Great Post !
The Concluding paragraph is really a touching one , Which is an invincible truth yet very ellusive..... :)
But you didnt mention the name of your friend any where :-/ ( Arjun mvie style aa ? :P )

Musings of a wanderer said...

Vallabha, it was very nice. The metaphor of plant to tree was very good.

Musings of a wanderer said...

Vallabha, it was very nice. The metaphor "plant to tree" was very good. Always appreciative of the value (in time and space) to your friends.

Mits said...

"Meeting old friends is a very refreshing experience, especially after you realise that the friendship and solidarity hasn't changed a bit even after a long time"
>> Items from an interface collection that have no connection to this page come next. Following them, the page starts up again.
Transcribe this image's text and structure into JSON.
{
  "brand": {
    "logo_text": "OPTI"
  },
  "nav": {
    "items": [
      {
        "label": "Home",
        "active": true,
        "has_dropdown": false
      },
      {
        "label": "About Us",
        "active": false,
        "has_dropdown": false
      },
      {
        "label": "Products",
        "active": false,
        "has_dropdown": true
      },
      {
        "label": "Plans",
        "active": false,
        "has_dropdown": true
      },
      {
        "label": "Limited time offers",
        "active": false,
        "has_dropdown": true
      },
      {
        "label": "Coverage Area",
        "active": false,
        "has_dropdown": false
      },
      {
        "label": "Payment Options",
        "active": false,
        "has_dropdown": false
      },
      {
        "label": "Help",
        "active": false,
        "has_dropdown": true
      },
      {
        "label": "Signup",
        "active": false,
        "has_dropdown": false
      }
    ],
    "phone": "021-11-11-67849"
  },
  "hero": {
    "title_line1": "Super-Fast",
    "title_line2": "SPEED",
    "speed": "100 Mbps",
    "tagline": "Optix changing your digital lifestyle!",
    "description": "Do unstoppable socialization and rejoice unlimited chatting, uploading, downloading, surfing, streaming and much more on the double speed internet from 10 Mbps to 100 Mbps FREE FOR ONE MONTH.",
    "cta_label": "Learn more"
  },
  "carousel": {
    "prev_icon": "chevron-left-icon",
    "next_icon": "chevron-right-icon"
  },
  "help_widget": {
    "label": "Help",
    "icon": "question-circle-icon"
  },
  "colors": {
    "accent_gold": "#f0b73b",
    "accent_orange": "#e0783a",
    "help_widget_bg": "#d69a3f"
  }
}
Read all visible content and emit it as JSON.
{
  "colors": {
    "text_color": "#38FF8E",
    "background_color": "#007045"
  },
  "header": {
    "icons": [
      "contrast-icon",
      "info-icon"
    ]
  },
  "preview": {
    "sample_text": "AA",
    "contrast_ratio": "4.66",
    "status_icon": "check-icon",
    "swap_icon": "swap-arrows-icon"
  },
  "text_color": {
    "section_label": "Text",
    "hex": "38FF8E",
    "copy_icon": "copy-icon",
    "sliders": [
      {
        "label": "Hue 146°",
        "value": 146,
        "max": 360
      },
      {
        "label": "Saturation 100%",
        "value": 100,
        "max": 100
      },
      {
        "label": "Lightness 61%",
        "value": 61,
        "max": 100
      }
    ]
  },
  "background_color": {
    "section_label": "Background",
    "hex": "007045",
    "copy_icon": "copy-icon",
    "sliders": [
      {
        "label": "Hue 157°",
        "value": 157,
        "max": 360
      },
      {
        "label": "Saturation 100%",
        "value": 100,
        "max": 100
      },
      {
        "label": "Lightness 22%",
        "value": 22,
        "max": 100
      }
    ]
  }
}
Totally agreed. Thanks to technology this is much lesser these days.
Also, even if you get on an hour call with an old friend after 3-4 years, trust me the feeling would be exaclty the same.